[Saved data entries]

:::

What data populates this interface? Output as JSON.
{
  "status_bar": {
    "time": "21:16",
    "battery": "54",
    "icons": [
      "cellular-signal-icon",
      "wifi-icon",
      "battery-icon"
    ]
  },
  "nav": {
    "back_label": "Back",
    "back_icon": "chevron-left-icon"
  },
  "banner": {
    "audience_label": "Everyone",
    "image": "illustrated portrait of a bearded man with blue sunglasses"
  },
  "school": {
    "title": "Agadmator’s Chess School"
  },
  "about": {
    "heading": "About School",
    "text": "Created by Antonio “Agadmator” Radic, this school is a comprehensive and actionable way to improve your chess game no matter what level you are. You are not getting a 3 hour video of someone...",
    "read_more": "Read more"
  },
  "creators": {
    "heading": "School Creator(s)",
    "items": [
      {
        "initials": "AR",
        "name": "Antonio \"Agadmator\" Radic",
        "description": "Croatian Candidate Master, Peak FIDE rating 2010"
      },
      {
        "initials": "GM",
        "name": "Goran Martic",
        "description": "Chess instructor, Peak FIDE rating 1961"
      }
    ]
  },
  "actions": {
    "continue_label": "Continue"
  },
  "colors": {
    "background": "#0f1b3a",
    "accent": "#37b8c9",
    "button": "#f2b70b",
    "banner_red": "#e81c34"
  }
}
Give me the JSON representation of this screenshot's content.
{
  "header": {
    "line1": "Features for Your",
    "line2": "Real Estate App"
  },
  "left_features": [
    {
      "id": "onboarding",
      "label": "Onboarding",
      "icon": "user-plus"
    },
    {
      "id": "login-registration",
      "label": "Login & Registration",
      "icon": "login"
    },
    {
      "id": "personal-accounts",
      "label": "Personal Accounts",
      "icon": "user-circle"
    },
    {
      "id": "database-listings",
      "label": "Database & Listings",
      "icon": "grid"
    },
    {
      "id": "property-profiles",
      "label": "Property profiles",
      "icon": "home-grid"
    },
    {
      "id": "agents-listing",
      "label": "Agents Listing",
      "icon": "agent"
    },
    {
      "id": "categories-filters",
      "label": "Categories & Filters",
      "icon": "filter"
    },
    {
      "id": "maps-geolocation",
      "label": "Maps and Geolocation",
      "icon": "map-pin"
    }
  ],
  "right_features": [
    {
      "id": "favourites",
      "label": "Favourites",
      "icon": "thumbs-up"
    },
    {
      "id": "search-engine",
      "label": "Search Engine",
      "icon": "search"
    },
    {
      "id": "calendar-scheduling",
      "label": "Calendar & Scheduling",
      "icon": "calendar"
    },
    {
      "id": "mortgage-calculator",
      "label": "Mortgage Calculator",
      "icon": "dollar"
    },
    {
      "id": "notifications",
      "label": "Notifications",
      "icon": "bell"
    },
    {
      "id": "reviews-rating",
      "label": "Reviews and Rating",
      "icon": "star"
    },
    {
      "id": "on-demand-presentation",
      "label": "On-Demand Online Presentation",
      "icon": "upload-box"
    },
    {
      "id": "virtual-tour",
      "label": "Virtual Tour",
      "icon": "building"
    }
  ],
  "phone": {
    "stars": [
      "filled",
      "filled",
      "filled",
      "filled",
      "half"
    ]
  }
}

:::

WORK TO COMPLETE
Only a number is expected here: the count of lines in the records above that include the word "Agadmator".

RESPONSE TO THIS TASK
3